For both consumers and consumer goods (CG) companies, the traditional landscape of physical shelf space and shopping carts will never be the same. Today’s consumers have total control of where and how they buy — plus unprecedented access to product and fulfillment options.
To remain relevant, competitive, and future-proof, CG brands are optimizing operations, from product development to distribution. In a recent survey of 500 global CG leaders, we examined the state of consumer goods, uncovering:
Why digital transformation is an urgent imperative
What leaders must do to build more effective business-to-business (B2B) and business-to-consumer (B2C) relationships
How leaders can evolve for the future
We compiled our findings in Consumer Goods and the Battle for B2B and B2C Relationships. Here’s a preview of key findings from the report.
CG leaders have concerns about Amazon and changing consumer behaviors
You can’t talk about retail and CG transformation without noting the elephant in the room: Amazon. A vast majority of CG leaders (79%) say Amazon has raised the stakes for consumer expectations. Sixty-eight percent think that consumers are more loyal to Amazon’s marketplace than individual brands.
These concerns aren’t unfounded. One recent consumer study shows that while 50% of consumers make a first-time product purchase directly from a retailer and 31% buy from marketplaces like Amazon, their second purchase is a different story: 47% of consumers choose marketplaces for that second purchase vs. only 34% returning to retailers.
To stay competitive, CG companies must look beyond the traditional supply chain and product development models. That means leading with experience (think personalized Coca-Cola cans or Kiehl’s custom skincare formulas) and seamless distribution.
Poor in-store execution costs CG companies big money
Fast-moving consumer goods revenue is $1.01 trillion annually in the U.S. — and 95% of those sales still come from traditional brick-and-mortar retail. However, when asked what percentage of their merchandising and marketing plans are executed as intended at brick-and-mortar retail locations, CG leaders said only 48% hit the mark. At the same time, CG leaders in the U.S. spend $200 billion annually on trade spend for merchandising and marketing.
That means CG companies are putting $104 billion of spending in the U.S. at risk due to poor in-store execution. Poor relationships between CG companies and traditional retailers come with a high price tag. Consumers expect their favorite products to be available at the right price at the right time, and when retail execution is sub-par, so is consumer experience.
CG leaders are challenged to build effective B2B relationships
When it comes to their relationship with retailers, CG leaders are keeping an eye on burgeoning private-label lines that compete against their own products.
Forty-nine percent of leaders perceive retailers’ private label products as a business threat, as powerful private-label brands from the likes of Tesco, Hema, Costco, Amazon, and Walmart soar. In 2018, Costco’s Kirkland brand earned nearly $40 billion — an 11% increase from 2017 (and more sales than Campbell Soup, Kellogg’s, and Hershey combined).
In an industry where access to end-consumer data is integral to accelerating innovation and time to market, less than half (43%) of CG leaders are completely satisfied with their ability to leverage customer insights from retailers.
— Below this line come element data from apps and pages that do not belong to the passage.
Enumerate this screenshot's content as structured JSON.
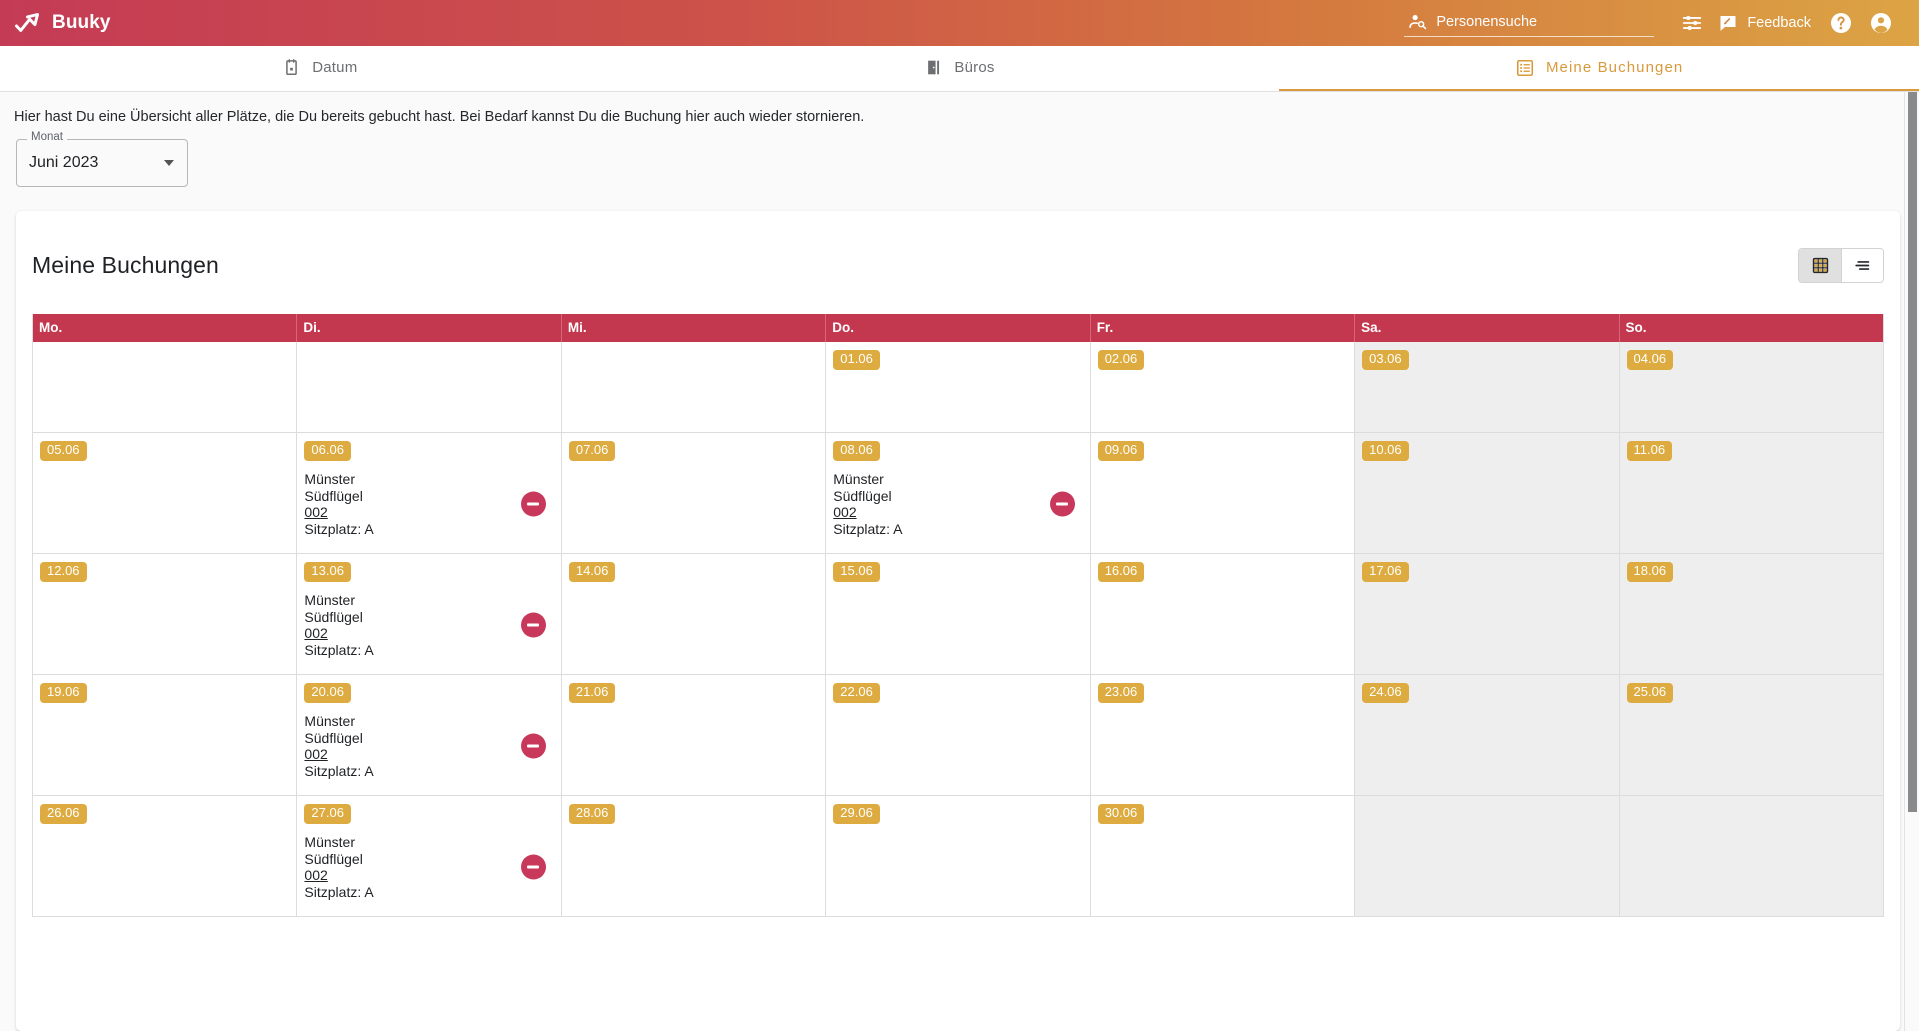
{
  "app": {
    "brand_name": "Buuky",
    "logo_icon": "check-trend-icon"
  },
  "header": {
    "search": {
      "icon": "person-search-icon",
      "placeholder": "Personensuche",
      "value": ""
    },
    "tune_icon": "tune-icon",
    "feedback": {
      "icon": "feedback-icon",
      "label": "Feedback"
    },
    "help_icon": "help-circle-icon",
    "account_icon": "account-circle-icon"
  },
  "tabs": [
    {
      "label": "Datum",
      "icon": "calendar-icon",
      "active": false
    },
    {
      "label": "Büros",
      "icon": "door-icon",
      "active": false
    },
    {
      "label": "Meine Buchungen",
      "icon": "list-icon",
      "active": true
    }
  ],
  "intro": {
    "text": "Hier hast Du eine Übersicht aller Plätze, die Du bereits gebucht hast. Bei Bedarf kannst Du die Buchung hier auch wieder stornieren."
  },
  "filter": {
    "month_select": {
      "legend": "Monat",
      "value": "Juni 2023",
      "options": [
        "Juni 2023"
      ]
    }
  },
  "card": {
    "title": "Meine Buchungen",
    "view_toggle": [
      {
        "name": "grid-view",
        "icon": "grid-icon",
        "selected": true
      },
      {
        "name": "list-view",
        "icon": "list-lines-icon",
        "selected": false
      }
    ]
  },
  "calendar": {
    "weekdays": [
      "Mo.",
      "Di.",
      "Mi.",
      "Do.",
      "Fr.",
      "Sa.",
      "So."
    ],
    "weeks": [
      [
        {
          "date": "",
          "weekend": false,
          "booking": null
        },
        {
          "date": "",
          "weekend": false,
          "booking": null
        },
        {
          "date": "",
          "weekend": false,
          "booking": null
        },
        {
          "date": "01.06",
          "weekend": false,
          "booking": null
        },
        {
          "date": "02.06",
          "weekend": false,
          "booking": null
        },
        {
          "date": "03.06",
          "weekend": true,
          "booking": null
        },
        {
          "date": "04.06",
          "weekend": true,
          "booking": null
        }
      ],
      [
        {
          "date": "05.06",
          "weekend": false,
          "booking": null
        },
        {
          "date": "06.06",
          "weekend": false,
          "booking": {
            "building": "Münster",
            "wing": "Südflügel",
            "room": "002",
            "seat": "Sitzplatz: A",
            "cancel_label": "Buchung stornieren"
          }
        },
        {
          "date": "07.06",
          "weekend": false,
          "booking": null
        },
        {
          "date": "08.06",
          "weekend": false,
          "booking": {
            "building": "Münster",
            "wing": "Südflügel",
            "room": "002",
            "seat": "Sitzplatz: A",
            "cancel_label": "Buchung stornieren"
          }
        },
        {
          "date": "09.06",
          "weekend": false,
          "booking": null
        },
        {
          "date": "10.06",
          "weekend": true,
          "booking": null
        },
        {
          "date": "11.06",
          "weekend": true,
          "booking": null
        }
      ],
      [
        {
          "date": "12.06",
          "weekend": false,
          "booking": null
        },
        {
          "date": "13.06",
          "weekend": false,
          "booking": {
            "building": "Münster",
            "wing": "Südflügel",
            "room": "002",
            "seat": "Sitzplatz: A",
            "cancel_label": "Buchung stornieren"
          }
        },
        {
          "date": "14.06",
          "weekend": false,
          "booking": null
        },
        {
          "date": "15.06",
          "weekend": false,
          "booking": null
        },
        {
          "date": "16.06",
          "weekend": false,
          "booking": null
        },
        {
          "date": "17.06",
          "weekend": true,
          "booking": null
        },
        {
          "date": "18.06",
          "weekend": true,
          "booking": null
        }
      ],
      [
        {
          "date": "19.06",
          "weekend": false,
          "booking": null
        },
        {
          "date": "20.06",
          "weekend": false,
          "booking": {
            "building": "Münster",
            "wing": "Südflügel",
            "room": "002",
            "seat": "Sitzplatz: A",
            "cancel_label": "Buchung stornieren"
          }
        },
        {
          "date": "21.06",
          "weekend": false,
          "booking": null
        },
        {
          "date": "22.06",
          "weekend": false,
          "booking": null
        },
        {
          "date": "23.06",
          "weekend": false,
          "booking": null
        },
        {
          "date": "24.06",
          "weekend": true,
          "booking": null
        },
        {
          "date": "25.06",
          "weekend": true,
          "booking": null
        }
      ],
      [
        {
          "date": "26.06",
          "weekend": false,
          "booking": null
        },
        {
          "date": "27.06",
          "weekend": false,
          "booking": {
            "building": "Münster",
            "wing": "Südflügel",
            "room": "002",
            "seat": "Sitzplatz: A",
            "cancel_label": "Buchung stornieren"
          }
        },
        {
          "date": "28.06",
          "weekend": false,
          "booking": null
        },
        {
          "date": "29.06",
          "weekend": false,
          "booking": null
        },
        {
          "date": "30.06",
          "weekend": false,
          "booking": null
        },
        {
          "date": "",
          "weekend": true,
          "booking": null
        },
        {
          "date": "",
          "weekend": true,
          "booking": null
        }
      ]
    ]
  },
  "colors": {
    "brand_gradient_start": "#c43b55",
    "brand_gradient_end": "#dca444",
    "calendar_header": "#c4384f",
    "date_badge": "#ddab3f",
    "cancel_button": "#c8385a",
    "active_tab": "#d99a3c",
    "weekend_cell": "#eeeeee"
  }
}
That’s unfortunate because data is the bedrock of AI efforts that can build personalization, convenience, and automation capabilities.
The B2B relationship between CG companies and traditional retailers still drives the vast majority of CG sales, so solving problems in this relationship will be key to success.
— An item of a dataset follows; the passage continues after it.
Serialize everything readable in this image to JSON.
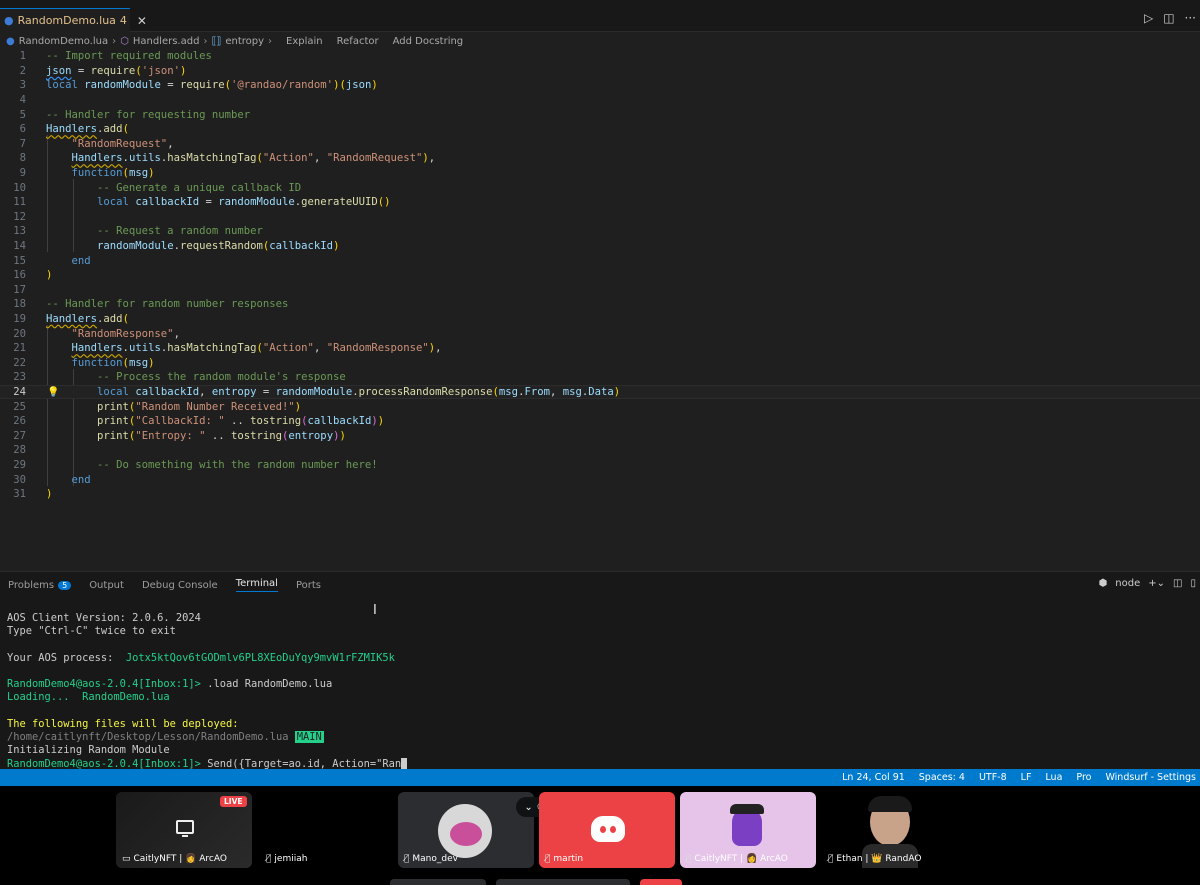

CG leaders prioritize B2C relationships
CG companies have traditionally been separated from their end consumers, living primarily in the B2B realm and selling to retail and other indirect channel partners.
But with the continued adoption of ecommerce, CG brands can increasingly sell directly to — and build relationships with — their end consumer. Given this golden opportunity, CG leaders are overwhelmingly focused on going D2C. In our study, a full 99% of CG leaders say they are investing in D2C sales. Only 1% said this is not a priority.
Smart CG brands have both feet firmly planted in this direction. Adidas plans to double its online sales by 2020, and Burt’s Bees began piloting an ecommerce site in 2018. Its site includes compelling digital-only experiences that traditional retailers don’t offer, like limited-time sample boxes and lip shade finders.
Consumer goods leaders are evolving for the 2020s
CG leaders plan to adjust their financial investments to improve both B2B and B2C operations in the future. The two biggest areas of planned investment over the next three years are first-party consumer data and digital customer service support (82% plan to increase their investments in these).
Within five years, 34% say AI will emerge as a key transformer in connecting shoppers with products, and 22% say it will do that in just two years.
Our data is tracking a massive shift in the consumer goods industry. For more insight into the priorities and challenges of 500 global industry leaders, download the new report: Consumer Goods and the Battle for B2B and B2C Relationships.